*What the task asks:* Retype, exactly and completely, the listing that comes next, skipping its images.

=======

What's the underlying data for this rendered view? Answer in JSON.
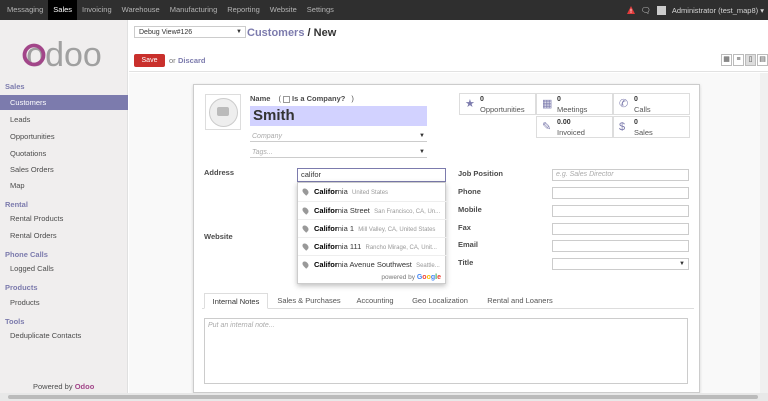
{
  "topbar": {
    "menu": [
      "Messaging",
      "Sales",
      "Invoicing",
      "Warehouse",
      "Manufacturing",
      "Reporting",
      "Website",
      "Settings"
    ],
    "active": "Sales",
    "user": "Administrator (test_map8)",
    "colors": {
      "bg": "#2f2f2f",
      "warning": "#e23b3b"
    }
  },
  "sidebar": {
    "logo_text": "odoo",
    "sections": [
      {
        "title": "Sales",
        "items": [
          "Customers",
          "Leads",
          "Opportunities",
          "Quotations",
          "Sales Orders",
          "Map"
        ]
      },
      {
        "title": "Rental",
        "items": [
          "Rental Products",
          "Rental Orders"
        ]
      },
      {
        "title": "Phone Calls",
        "items": [
          "Logged Calls"
        ]
      },
      {
        "title": "Products",
        "items": [
          "Products"
        ]
      },
      {
        "title": "Tools",
        "items": [
          "Deduplicate Contacts"
        ]
      }
    ],
    "active_item": "Customers",
    "powered_prefix": "Powered by",
    "powered_brand": "Odoo",
    "colors": {
      "accent": "#7c7bad",
      "brand": "#a24689"
    }
  },
  "control": {
    "debug_select": "Debug View#126",
    "breadcrumb_link": "Customers",
    "breadcrumb_sep": "/",
    "breadcrumb_current": "New",
    "save_label": "Save",
    "or_label": "or",
    "discard_label": "Discard",
    "view_icons": [
      "kanban-icon",
      "list-icon",
      "form-icon",
      "map-icon"
    ]
  },
  "form": {
    "name_label": "Name",
    "is_company_label": "Is a Company?",
    "name_value": "Smith",
    "company_placeholder": "Company",
    "tags_placeholder": "Tags...",
    "address_label": "Address",
    "address_value": "califor",
    "website_label": "Website",
    "job_position_label": "Job Position",
    "job_position_placeholder": "e.g. Sales Director",
    "phone_label": "Phone",
    "mobile_label": "Mobile",
    "fax_label": "Fax",
    "email_label": "Email",
    "title_label": "Title"
  },
  "stats": [
    {
      "num": "0",
      "label": "Opportunities",
      "icon": "star-icon"
    },
    {
      "num": "0",
      "label": "Meetings",
      "icon": "calendar-icon"
    },
    {
      "num": "0",
      "label": "Calls",
      "icon": "phone-icon"
    },
    {
      "num": "0.00",
      "label": "Invoiced",
      "icon": "edit-icon"
    },
    {
      "num": "0",
      "label": "Sales",
      "icon": "dollar-icon"
    }
  ],
  "autocomplete": {
    "suggestions": [
      {
        "bold": "Califor",
        "rest": "nia",
        "secondary": "United States"
      },
      {
        "bold": "Califor",
        "rest": "nia Street",
        "secondary": "San Francisco, CA, Un..."
      },
      {
        "bold": "Califor",
        "rest": "nia 1",
        "secondary": "Mill Valley, CA, United States"
      },
      {
        "bold": "Califor",
        "rest": "nia 111",
        "secondary": "Rancho Mirage, CA, Unit..."
      },
      {
        "bold": "Califor",
        "rest": "nia Avenue Southwest",
        "secondary": "Seattle..."
      }
    ],
    "powered_by": "powered by",
    "google": [
      "G",
      "o",
      "o",
      "g",
      "l",
      "e"
    ]
  },
  "tabs": [
    "Internal Notes",
    "Sales & Purchases",
    "Accounting",
    "Geo Localization",
    "Rental and Loaners"
  ],
  "active_tab": "Internal Notes",
  "note_placeholder": "Put an internal note..."
}
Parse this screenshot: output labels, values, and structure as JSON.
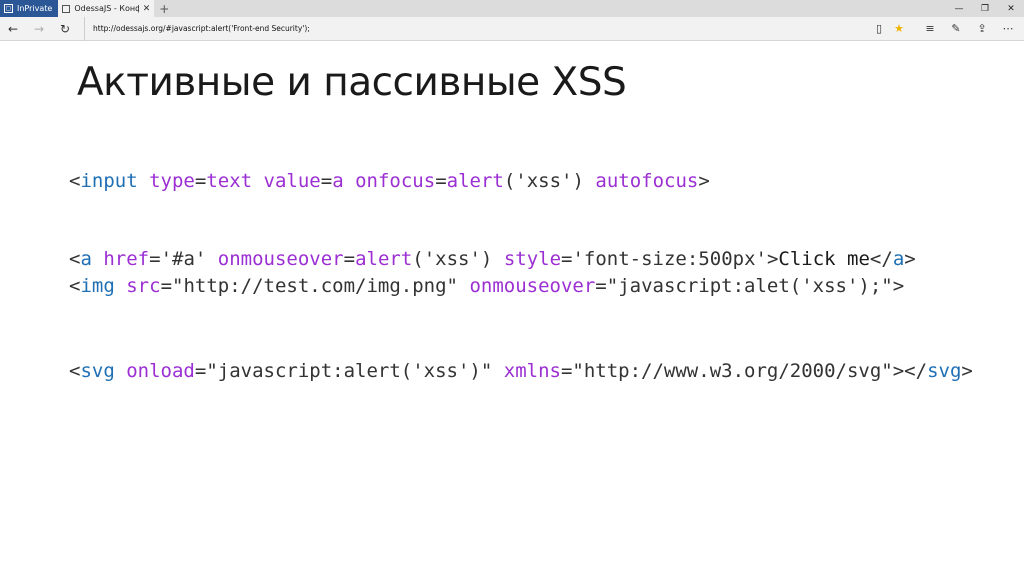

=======

*Solution to the exercise:*
What's the underlying data for this rendered view? Answer in JSON.
{
  "topbar": {
    "menu": [
      "Messaging",
      "Sales",
      "Invoicing",
      "Warehouse",
      "Manufacturing",
      "Reporting",
      "Website",
      "Settings"
    ],
    "active": "Sales",
    "user": "Administrator (test_map8)",
    "colors": {
      "bg": "#2f2f2f",
      "warning": "#e23b3b"
    }
  },
  "sidebar": {
    "logo_text": "odoo",
    "sections": [
      {
        "title": "Sales",
        "items": [
          "Customers",
          "Leads",
          "Opportunities",
          "Quotations",
          "Sales Orders",
          "Map"
        ]
      },
      {
        "title": "Rental",
        "items": [
          "Rental Products",
          "Rental Orders"
        ]
      },
      {
        "title": "Phone Calls",
        "items": [
          "Logged Calls"
        ]
      },
      {
        "title": "Products",
        "items": [
          "Products"
        ]
      },
      {
        "title": "Tools",
        "items": [
          "Deduplicate Contacts"
        ]
      }
    ],
    "active_item": "Customers",
    "powered_prefix": "Powered by",
    "powered_brand": "Odoo",
    "colors": {
      "accent": "#7c7bad",
      "brand": "#a24689"
    }
  },
  "control": {
    "debug_select": "Debug View#126",
    "breadcrumb_link": "Customers",
    "breadcrumb_sep": "/",
    "breadcrumb_current": "New",
    "save_label": "Save",
    "or_label": "or",
    "discard_label": "Discard",
    "view_icons": [
      "kanban-icon",
      "list-icon",
      "form-icon",
      "map-icon"
    ]
  },
  "form": {
    "name_label": "Name",
    "is_company_label": "Is a Company?",
    "name_value": "Smith",
    "company_placeholder": "Company",
    "tags_placeholder": "Tags...",
    "address_label": "Address",
    "address_value": "califor",
    "website_label": "Website",
    "job_position_label": "Job Position",
    "job_position_placeholder": "e.g. Sales Director",
    "phone_label": "Phone",
    "mobile_label": "Mobile",
    "fax_label": "Fax",
    "email_label": "Email",
    "title_label": "Title"
  },
  "stats": [
    {
      "num": "0",
      "label": "Opportunities",
      "icon": "star-icon"
    },
    {
      "num": "0",
      "label": "Meetings",
      "icon": "calendar-icon"
    },
    {
      "num": "0",
      "label": "Calls",
      "icon": "phone-icon"
    },
    {
      "num": "0.00",
      "label": "Invoiced",
      "icon": "edit-icon"
    },
    {
      "num": "0",
      "label": "Sales",
      "icon": "dollar-icon"
    }
  ],
  "autocomplete": {
    "suggestions": [
      {
        "bold": "Califor",
        "rest": "nia",
        "secondary": "United States"
      },
      {
        "bold": "Califor",
        "rest": "nia Street",
        "secondary": "San Francisco, CA, Un..."
      },
      {
        "bold": "Califor",
        "rest": "nia 1",
        "secondary": "Mill Valley, CA, United States"
      },
      {
        "bold": "Califor",
        "rest": "nia 111",
        "secondary": "Rancho Mirage, CA, Unit..."
      },
      {
        "bold": "Califor",
        "rest": "nia Avenue Southwest",
        "secondary": "Seattle..."
      }
    ],
    "powered_by": "powered by",
    "google": [
      "G",
      "o",
      "o",
      "g",
      "l",
      "e"
    ]
  },
  "tabs": [
    "Internal Notes",
    "Sales & Purchases",
    "Accounting",
    "Geo Localization",
    "Rental and Loaners"
  ],
  "active_tab": "Internal Notes",
  "note_placeholder": "Put an internal note..."
}
Parse this screenshot: output labels, values, and structure as JSON.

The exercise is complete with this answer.